1) The Writing Process: An Overview Many people think that being a writer means putting pencil to paper or fingers to keyboard and just beginning to write. But that is not true. Writing is actually a series of steps, or a process. Every writer goes through the same process no matter what he or she is writing. A news paper writer, a novelist, a technical writer and a student all go through the same steps to make their writing clear, informative, easy to read, and enjoyable. This series of steps that writers take to put their ideas on paper is called the writing process. The writing process consists of five steps: prewriting, drafting, revising, editing/proofreading, and publishing.
Writing is also a recursive process. This means that you repeat the steps over and over again, though not necessarily every step, every time. The following diagram illustrates the recursive nature of the writing process. Note the arrow at the center of the diagram. It begins in the Prewrite section and works its way around to Publish. As it passes through each stage of the writing process we see the arrow pointing both backward and forward through the process. At any stage of the writing process we might find that we need to take a step or two backward to correct or improve our writing. Only once we have drafted, revised, and edited until we have created the best possible piece of writing we can, do we move onto Publish .
A Recursive Process
Blogging the Writing Process: An Introduction :
Stages of the Writing Process
Prewriting is the first stage of the writing process. Prewriting, as its name suggests, is something you do before you write a paragraph or essay or other written work. The purpose of the prewriting stage is to find a topic for writing, to collect ideas and information, and to do research if necessary. There are many different types of prewriting that help writers generate ideas. The different types of prewriting that we will explore here are: freewriting, brainstorming, clustering, questioning, and Venn diagram.
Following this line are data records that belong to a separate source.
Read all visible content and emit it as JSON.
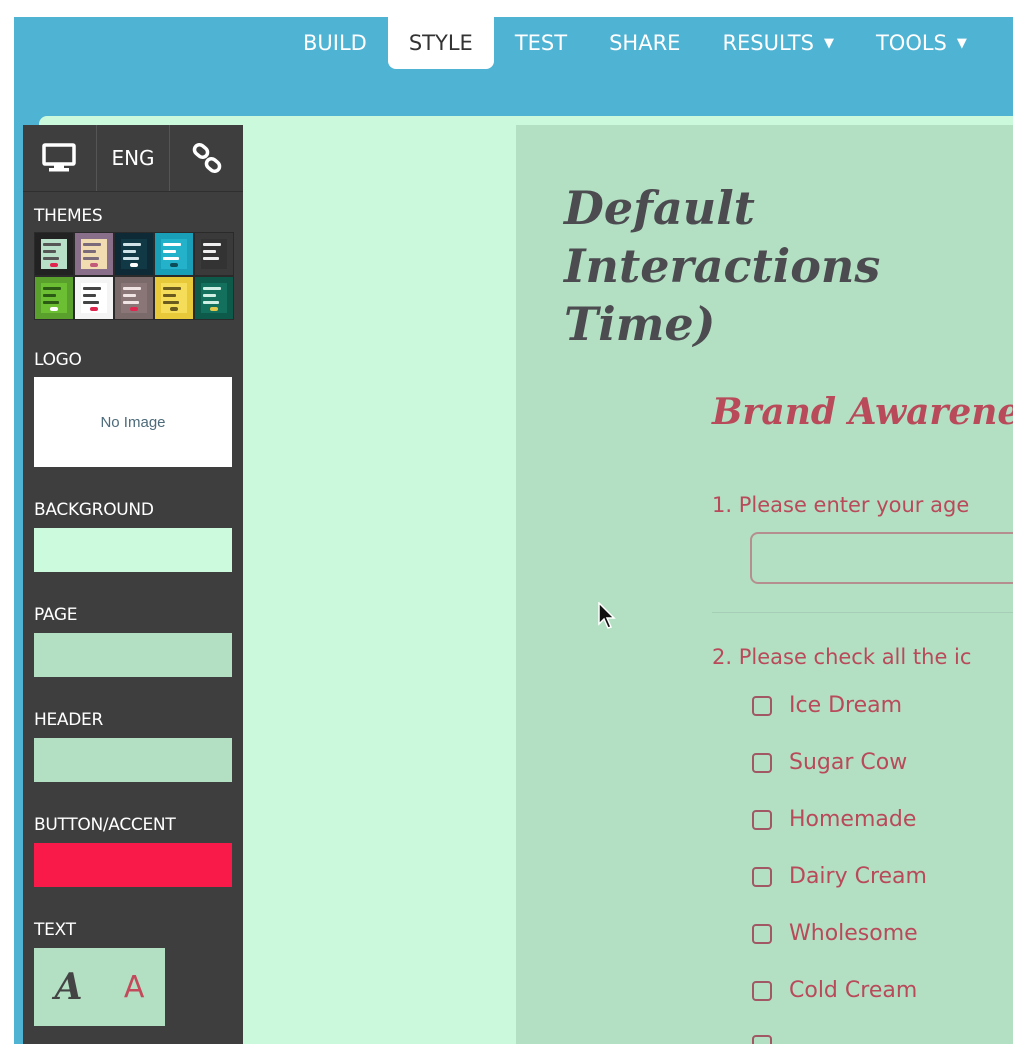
{
  "nav": {
    "tabs": [
      {
        "label": "BUILD",
        "caret": ""
      },
      {
        "label": "STYLE",
        "caret": ""
      },
      {
        "label": "TEST",
        "caret": ""
      },
      {
        "label": "SHARE",
        "caret": ""
      },
      {
        "label": "RESULTS",
        "caret": "▼"
      },
      {
        "label": "TOOLS",
        "caret": "▼"
      }
    ],
    "active_tab": "STYLE"
  },
  "sidebar": {
    "tools": {
      "desktop_icon": "monitor-icon",
      "language_label": "ENG",
      "link_icon": "link-icon"
    },
    "themes_label": "THEMES",
    "logo_label": "LOGO",
    "logo_placeholder": "No Image",
    "background_label": "BACKGROUND",
    "background_color": "#ccfadc",
    "page_label": "PAGE",
    "page_color": "#b3dfc3",
    "header_label": "HEADER",
    "header_color": "#b3dfc3",
    "accent_label": "BUTTON/ACCENT",
    "accent_color": "#fa1a49",
    "text_label": "TEXT",
    "text_font_script": "A",
    "text_font_sans": "A"
  },
  "survey": {
    "title": "Default Interactions\nTime)",
    "section_title": "Brand Awareness",
    "q1": "1. Please enter your age",
    "q2": "2. Please check all the ic",
    "options": [
      "Ice Dream",
      "Sugar Cow",
      "Homemade",
      "Dairy Cream",
      "Wholesome",
      "Cold Cream"
    ]
  },
  "colors": {
    "frame": "#4fb3d4",
    "sidebar": "#3e3e3e",
    "survey_text": "#b84a5a",
    "title_text": "#4b4b50"
  }
}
Freewriting is when someone writes freely what comes to mind in sentences or phrases, without worrying about grammar, punctuation or making sense. Sit down with your word processor or pen and paper and start writing whatever comes to mind. You will not be graded on your freewriting exercise and you do not have to share it with anyone. Your goal is to simply generate ideas. You will generate a lot of ideas when freewriting, some you will use to develop into paragraphs and some you will discard.
Brainstorming or listing is when you freely write down all ideas in the order which they occur to you. Unlike freewriting, this technique requires the writer to record only ideas and phrases . After you finish making your list, you can sort out the ideas you want to use from those you want to discard.
When you prewrite with the questioning technique, you are trying to find out the How? Who? What? Where? When? and Why? about your topic.
Clustering, or mind mapping is a "visual of outlining", putting the main topic in the center of paper and lining it with any new ideas associated. You can also group sub-ideas around this new idea. This strategy allows you to collect ideas effectively and, particularly, understand the logic contained between ideas
A Venn diagram is used to help visualize the similarities and differences between two subjects. Venn diagrams are very useful when brainstorming a compare and contrast essay
Drafting is the second stage of the writing process. At this stage, the writer should write a complete first draft using his or her notes from prewriting as a guide. The purpose in drafting is to have a complete draft, not a perfect one, so writers are encouraged to ignore spelling or grammar mistakes and write quickly. During the drafting stage, the writing is often tentative and exploratory because the focus is on the creation and communication of meaning, not on the mechanics. As you start drafting your essay, you need to be sure to follow the regular essay format with an introduction, body, and conclusion .
Revising is the third stage of the writing process In fact, to revise means literally to “re-see” or “re-look” at your writing. When you revise, you look at the parts of your essay and make sure that each part works together to make a coherent whole. Similarly, feedback from others can help you identify those parts of the essay that work well--and those that do not. Revising often includes adding , cutting , moving , or changing information in order to make the ideas clearer, more accurate, more interesting, or more convincing. Often, you will need to go back to the drafting stage and re-work parts of your paper.
Editing is the fourth stage of the writing process. In this stage, you check your text to make sure that there are no errors in grammar, punctuation, and spelling.
This is the last stage of the writing process. In this stage, you share the essay you have written with the readers you determined in the prewriting stage. The purpose of publishing is to share and celebrate your finished products. When writers publish their writing, they produce a clean, neat final draft that is free of errors.